Digital Place-based Media, What’s Ahead?

Share Article

AdNation News reports on the DPAA Video Everywhere Summit recently held in New York City.

While the panelists agreed that place-based advertising would rise by 2017 (up from 5% to as much as 25%), they also agreed that the industry will have to adjust to its presence first.

The Digital Place-based Advertising Association (DPAA) hosted a summit attended by over 500 brand and agency executives. Founded in 2006, the DPAA exists to drive consistent growth for the industry through collaboration among advertisers, agencies, place-based digital and video networks and their suppliers. For its sixth annual summit entitled, “Video Everywhere,” brand and agency leaders talked about the future of digital place-based media.

The first panel discussion, moderated by Operating Partner of Calera Capital, David Verklin, focused on the proliferation of screens through a consumer's daily journey and the kind of engagement that will create with consumers. Speaking on the panel was Phil Cowdell, President, Client Services at GroupM, Edwards C. Gold, Advertising Director at State Farm, Bob Liodice, President and CEO at The ANA, and Robert Tas, Managing Director, Head of Digital Marketing at JP Morgan Chase & Co. The main theme of the discussion was how place-based advertising is still an emerging concept. "The space is changing so fast," said Tas, "we're all learning together." What needs to be learned, or streamlined, is how place-based media is treated and analyzed. Some agencies, the panelists thought, would not know whether to treat ads in taxi cabs or elevators as video or digital. For agencies and brands with separate teams for these types of media, this new channel for advertising will have to be integrated into their system.

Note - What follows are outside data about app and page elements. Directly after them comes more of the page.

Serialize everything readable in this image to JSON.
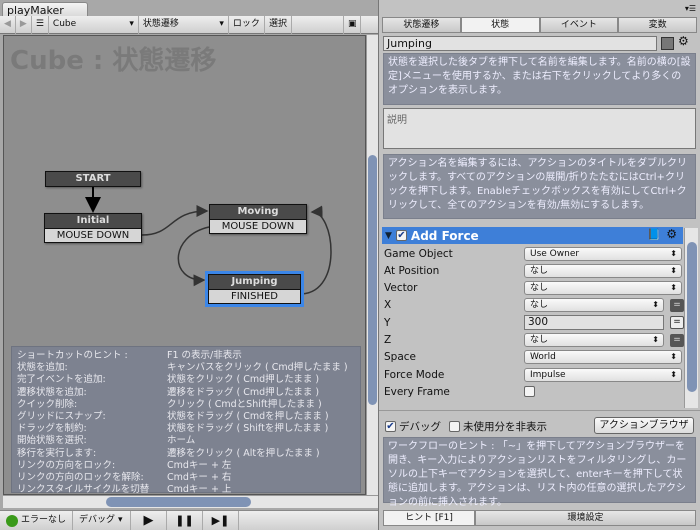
{
  "window": {
    "title": "playMaker"
  },
  "toolbar": {
    "back": "◀",
    "forward": "▶",
    "menu": "☰",
    "object": "Cube",
    "fsm": "状態遷移",
    "lock": "ロック",
    "select": "選択"
  },
  "canvas": {
    "title": "Cube : 状態遷移",
    "nodes": {
      "start": "START",
      "initial": {
        "name": "Initial",
        "event": "MOUSE DOWN"
      },
      "moving": {
        "name": "Moving",
        "event": "MOUSE DOWN"
      },
      "jumping": {
        "name": "Jumping",
        "event": "FINISHED"
      }
    },
    "shortcuts": [
      {
        "k": "ショートカットのヒント :",
        "v": "F1 の表示/非表示"
      },
      {
        "k": "状態を追加:",
        "v": "キャンバスをクリック ( Cmd押したまま )"
      },
      {
        "k": "完了イベントを追加:",
        "v": "状態をクリック ( Cmd押したまま )"
      },
      {
        "k": "遷移状態を追加:",
        "v": "遷移をドラッグ ( Cmd押したまま )"
      },
      {
        "k": "クイック削除:",
        "v": "クリック ( CmdとShift押したまま )"
      },
      {
        "k": "グリッドにスナップ:",
        "v": "状態をドラッグ ( Cmdを押したまま )"
      },
      {
        "k": "ドラッグを制約:",
        "v": "状態をドラッグ ( Shiftを押したまま )"
      },
      {
        "k": " 開始状態を選択:",
        "v": "ホーム"
      },
      {
        "k": "移行を実行します:",
        "v": "遷移をクリック ( Altを押したまま )"
      },
      {
        "k": "リンクの方向をロック:",
        "v": "Cmdキー + 左"
      },
      {
        "k": "リンクの方向のロックを解除:",
        "v": "Cmdキー + 右"
      },
      {
        "k": "リンクスタイルサイクルを切替",
        "v": "Cmdキー + 上"
      }
    ]
  },
  "bottombar": {
    "status": "エラーなし",
    "status_color": "#3a9a1a",
    "debug": "デバッグ",
    "play": "▶",
    "pause": "❚❚",
    "step": "▶❚"
  },
  "inspector": {
    "tabs": [
      {
        "label": "状態遷移"
      },
      {
        "label": "状態",
        "active": true
      },
      {
        "label": "イベント"
      },
      {
        "label": "変数"
      }
    ],
    "state_name": "Jumping",
    "state_hint": "状態を選択した後タブを押下して名前を編集します。名前の横の[設定]メニューを使用するか、または右下をクリックしてより多くのオプションを表示します。",
    "description_placeholder": "説明",
    "action_hint": "アクション名を編集するには、アクションのタイトルをダブルクリックします。すべてのアクションの展開/折りたたむにはCtrl+クリックを押下します。Enableチェックボックスを有効にしてCtrl+クリックして、全てのアクションを有効/無効にするします。",
    "action": {
      "title": "Add Force",
      "enabled": true,
      "accent": "#3e7fd8",
      "params": [
        {
          "label": "Game Object",
          "value": "Use Owner",
          "type": "dropdown"
        },
        {
          "label": "At Position",
          "value": "なし",
          "type": "dropdown"
        },
        {
          "label": "Vector",
          "value": "なし",
          "type": "dropdown"
        },
        {
          "label": "X",
          "value": "なし",
          "type": "dropdown-var"
        },
        {
          "label": "Y",
          "value": "300",
          "type": "input"
        },
        {
          "label": "Z",
          "value": "なし",
          "type": "dropdown-var"
        },
        {
          "label": "Space",
          "value": "World",
          "type": "dropdown"
        },
        {
          "label": "Force Mode",
          "value": "Impulse",
          "type": "dropdown"
        },
        {
          "label": "Every Frame",
          "value": false,
          "type": "checkbox"
        }
      ]
    },
    "debug_label": "デバッグ",
    "debug_checked": true,
    "hide_unused_label": "未使用分を非表示",
    "hide_unused_checked": false,
    "action_browser": "アクションブラウザ",
    "workflow_hint": "ワークフローのヒント : 「~」を押下してアクションブラウザーを開き、キー入力によりアクションリストをフィルタリングし、カーソルの上下キーでアクションを選択して、enterキーを押下して状態に追加します。アクションは、リスト内の任意の選択したアクションの前に挿入されます。",
    "bottom_tabs": [
      {
        "label": "ヒント [F1]",
        "active": true
      },
      {
        "label": "環境設定"
      }
    ]
  }
}
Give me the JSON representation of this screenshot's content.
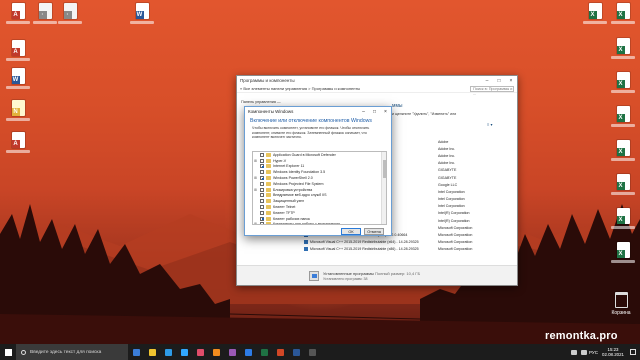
{
  "desktop": {
    "icons_left": [
      {
        "type": "pdf",
        "label": ""
      },
      {
        "type": "word",
        "label": ""
      },
      {
        "type": "file",
        "label": ""
      },
      {
        "type": "word",
        "label": ""
      },
      {
        "type": "note",
        "label": ""
      },
      {
        "type": "pdf",
        "label": ""
      }
    ],
    "icons_top": [
      {
        "type": "file",
        "label": ""
      },
      {
        "type": "file",
        "label": ""
      },
      {
        "type": "word",
        "label": ""
      }
    ],
    "icons_right": [
      {
        "type": "excel",
        "label": ""
      },
      {
        "type": "excel",
        "label": ""
      },
      {
        "type": "excel",
        "label": ""
      },
      {
        "type": "excel",
        "label": ""
      },
      {
        "type": "excel",
        "label": ""
      },
      {
        "type": "excel",
        "label": ""
      },
      {
        "type": "excel",
        "label": ""
      },
      {
        "type": "excel",
        "label": ""
      }
    ],
    "recycle_bin_label": "Корзина"
  },
  "control_panel": {
    "title": "Программы и компоненты",
    "address": "«  Все элементы панели управления  >  Программы и компоненты",
    "search_placeholder": "Поиск в: Программы и ...",
    "side_link": "Панель управления —",
    "heading": "ммы",
    "hint": "и щелкните \"Удалить\", \"Изменить\" или",
    "sort_label": "≡ ▾",
    "rows": [
      {
        "name": "",
        "publisher": "Adobe",
        "date": ""
      },
      {
        "name": "",
        "publisher": "Adobe Inc.",
        "date": ""
      },
      {
        "name": "",
        "publisher": "Adobe Inc.",
        "date": ""
      },
      {
        "name": "",
        "publisher": "Adobe Inc.",
        "date": ""
      },
      {
        "name": "",
        "publisher": "GIGABYTE",
        "date": ""
      },
      {
        "name": "",
        "publisher": "GIGABYTE",
        "date": ""
      },
      {
        "name": "",
        "publisher": "Google LLC",
        "date": ""
      },
      {
        "name": "",
        "publisher": "Intel Corporation",
        "date": ""
      },
      {
        "name": "",
        "publisher": "Intel Corporation",
        "date": ""
      },
      {
        "name": "",
        "publisher": "Intel Corporation",
        "date": ""
      },
      {
        "name": "",
        "publisher": "Intel(R) Corporation",
        "date": ""
      },
      {
        "name": "",
        "publisher": "Intel(R) Corporation",
        "date": ""
      },
      {
        "name": "Microsoft OneDrive",
        "publisher": "Microsoft Corporation",
        "date": ""
      },
      {
        "name": "Microsoft Visual C++ 2013 Redistributable (x64) - 12.0.40664",
        "publisher": "Microsoft Corporation",
        "date": ""
      },
      {
        "name": "Microsoft Visual C++ 2015-2019 Redistributable (x64) - 14.28.29325",
        "publisher": "Microsoft Corporation",
        "date": ""
      },
      {
        "name": "Microsoft Visual C++ 2015-2019 Redistributable (x86) - 14.28.29325",
        "publisher": "Microsoft Corporation",
        "date": ""
      }
    ],
    "status_title": "Установленные программы",
    "status_size": "Полный размер: 10,4 ГБ",
    "status_count": "Установлено программ: 38"
  },
  "features_dialog": {
    "title": "Компоненты Windows",
    "heading": "Включение или отключение компонентов Windows",
    "description": "Чтобы включить компонент, установите его флажок. Чтобы отключить компонент, снимите его флажок. Затемненный флажок означает, что компонент включен частично.",
    "items": [
      {
        "label": "Application Guard в Microsoft Defender",
        "expand": "",
        "checked": false
      },
      {
        "label": "Hyper-V",
        "expand": "⊞",
        "checked": false
      },
      {
        "label": "Internet Explorer 11",
        "expand": "",
        "checked": true
      },
      {
        "label": "Windows Identity Foundation 3.5",
        "expand": "",
        "checked": false
      },
      {
        "label": "Windows PowerShell 2.0",
        "expand": "⊞",
        "checked": true
      },
      {
        "label": "Windows Projected File System",
        "expand": "",
        "checked": false
      },
      {
        "label": "Блокировка устройства",
        "expand": "⊞",
        "checked": false
      },
      {
        "label": "Внедряемое веб-ядро служб IIS",
        "expand": "",
        "checked": false
      },
      {
        "label": "Защищенный узел",
        "expand": "",
        "checked": false
      },
      {
        "label": "Клиент Telnet",
        "expand": "",
        "checked": false
      },
      {
        "label": "Клиент TFTP",
        "expand": "",
        "checked": false
      },
      {
        "label": "Клиент рабочих папок",
        "expand": "",
        "checked": true
      },
      {
        "label": "Компоненты для работы с мультимедиа",
        "expand": "⊞",
        "checked": true
      }
    ],
    "ok_label": "ОК",
    "cancel_label": "Отмена"
  },
  "watermark": "remontka.pro",
  "taskbar": {
    "search_placeholder": "Введите здесь текст для поиска",
    "apps": [
      "#3b7dd8",
      "#f0c430",
      "#2e9be6",
      "#31a8ff",
      "#e04d6a",
      "#f28c1e",
      "#9b59b6",
      "#2d7be5",
      "#1f7244",
      "#d24726",
      "#2b5797",
      "#555555"
    ],
    "language": "РУС",
    "time": "15:23",
    "date": "02.08.2021"
  },
  "colors": {
    "accent": "#1f5ea8",
    "taskbar": "#1c1c1c",
    "wallpaper_sky": "#d84f29"
  }
}
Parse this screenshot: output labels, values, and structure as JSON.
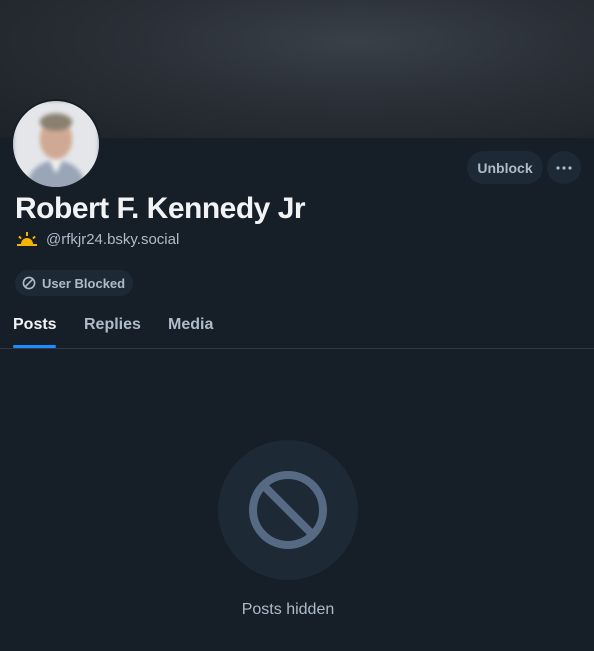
{
  "profile": {
    "display_name": "Robert F. Kennedy Jr",
    "handle": "@rfkjr24.bsky.social",
    "handle_emoji_icon": "sunrise-icon",
    "badge_label": "User Blocked",
    "badge_icon": "blocked-circle-icon"
  },
  "actions": {
    "unblock_label": "Unblock",
    "more_icon": "ellipsis-icon"
  },
  "tabs": [
    {
      "label": "Posts",
      "active": true
    },
    {
      "label": "Replies",
      "active": false
    },
    {
      "label": "Media",
      "active": false
    }
  ],
  "empty_state": {
    "icon": "prohibited-icon",
    "message": "Posts hidden"
  },
  "colors": {
    "background": "#161e27",
    "accent": "#208bfe",
    "muted_text": "#aebbc9",
    "surface": "#1e2936"
  }
}
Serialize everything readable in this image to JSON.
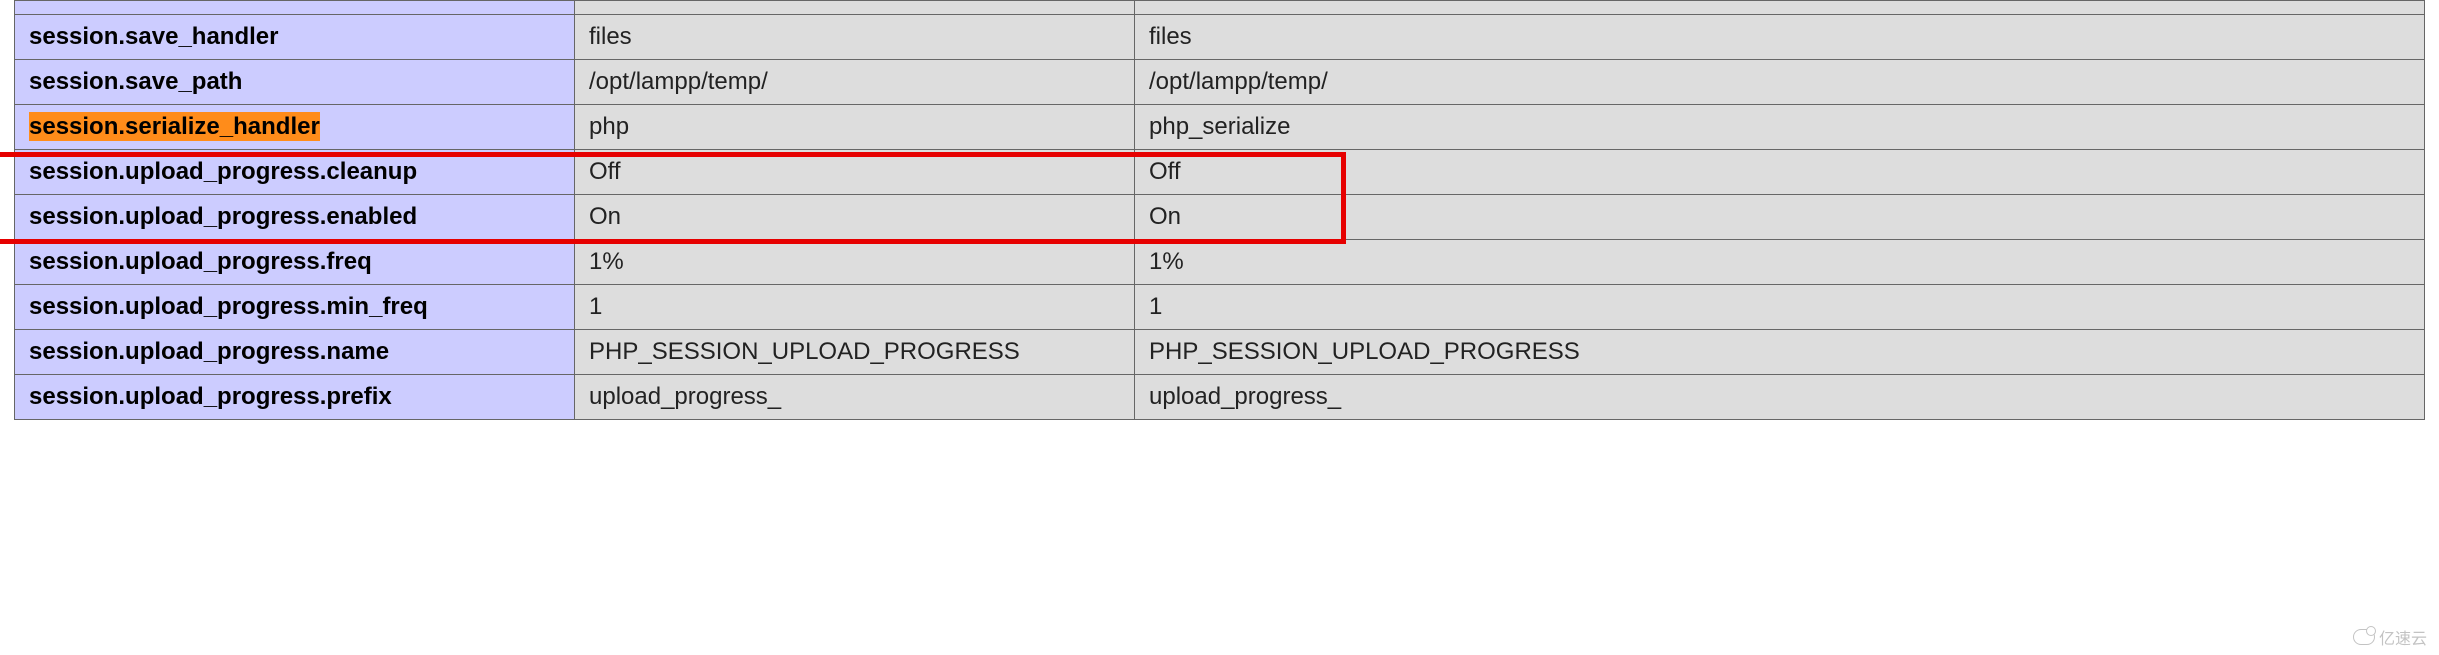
{
  "rows": [
    {
      "directive": "",
      "local": "",
      "master": "",
      "truncated": true
    },
    {
      "directive": "session.save_handler",
      "local": "files",
      "master": "files"
    },
    {
      "directive": "session.save_path",
      "local": "/opt/lampp/temp/",
      "master": "/opt/lampp/temp/"
    },
    {
      "directive": "session.serialize_handler",
      "local": "php",
      "master": "php_serialize",
      "highlight": true
    },
    {
      "directive": "session.upload_progress.cleanup",
      "local": "Off",
      "master": "Off"
    },
    {
      "directive": "session.upload_progress.enabled",
      "local": "On",
      "master": "On"
    },
    {
      "directive": "session.upload_progress.freq",
      "local": "1%",
      "master": "1%"
    },
    {
      "directive": "session.upload_progress.min_freq",
      "local": "1",
      "master": "1"
    },
    {
      "directive": "session.upload_progress.name",
      "local": "PHP_SESSION_UPLOAD_PROGRESS",
      "master": "PHP_SESSION_UPLOAD_PROGRESS"
    },
    {
      "directive": "session.upload_progress.prefix",
      "local": "upload_progress_",
      "master": "upload_progress_"
    }
  ],
  "watermark": "亿速云"
}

Despite its recent success and growth, place-based media is not just a fad. CEO of Kinetic, David Krupp shared a case study on Degree Women's "DO MORE" antiperspirant campaign. By focusing place-based media in gyms, likely to be seen by women while they were working out, the study concluded that consumers had better recall (56%) and a stronger intent to purchase (62%) than the control group. Krupp described Degree as "the right brand for the right environment" because in this place-based campaign, it reached a large scale of consumers, who were in the right mindset to recall the product.

The Summit's sponsors also made strong cases for their screens as great place-based marketing. Stephen Nesbit, Chief Marketing Officer of RMG Networks talked to press and advertisers about RMG's network of screens in airport lounges, in-flight displays, and office waiting rooms. RMG's focus was on an audience of business leaders, those who travel, patronize lounges, and wait in offices. For him, the right equation for good place-based advertising is to target the consumer's environment, to have "butts in seats," for better retention of information, and to be able to get the consumer's attention through the right accompanying content. RMG recently partnered with Bloomberg and curates content relevant to the $200,000-salaried audience they target when they travel and wait in offices. For businesses like Nesbit's, place-based advertising is a creative and necessary way to target consumers who would not regularly watch television.

While there is a lot of excitement about this emerging form of advertising, some executives still think it will take time before it becomes a customary request of brands marketing teams. During the panel discussion entitled How Technology is Changing Media Planning and Buying, Jim Harris, Founder and CEO of The Wall Street Journal Office Network led a discussion including Joe Esposito, Vice President, Product & Operations at Spafax Networks, Chris Paul, General Manager AOD of VivaKi, Michael Provenzano, Co-Founder of Vistar Media, Pierre Richer, President of Vukunet, and Mitch Weinstein, Senior Vice President of Ad Operations at Universal McCann. The panelists agreed that place-based advertising would rise by 2017 (up from 5% to as much as 25%), but this trend would only rely on how place-based media is defined and understood by the entire community. "I think place-based will outgrow [other forms of media] because it lends itself to targeting customers," said Paul. "It is just a matter of technology, terminology, and industry understanding being in sync before we see dramatic changes."

Though there may be changes in how ads and media are bought and presented, and it may take time to adjust to those changes, digital place-based advertising is likely to rise in popularity. The conference itself had the largest turnout of the past six years, and the DPAA foresees the need to choose a larger venue for next year's summit.

Share article on social media or email:

View article via:

Pdf Print

Contact Author

Nicole Ferguson
AdNation News
+1 212-684-1144 Ext: 401
Email >

Ashley Olsen
AdNation News
212-684-9665 210
Email >
Visit website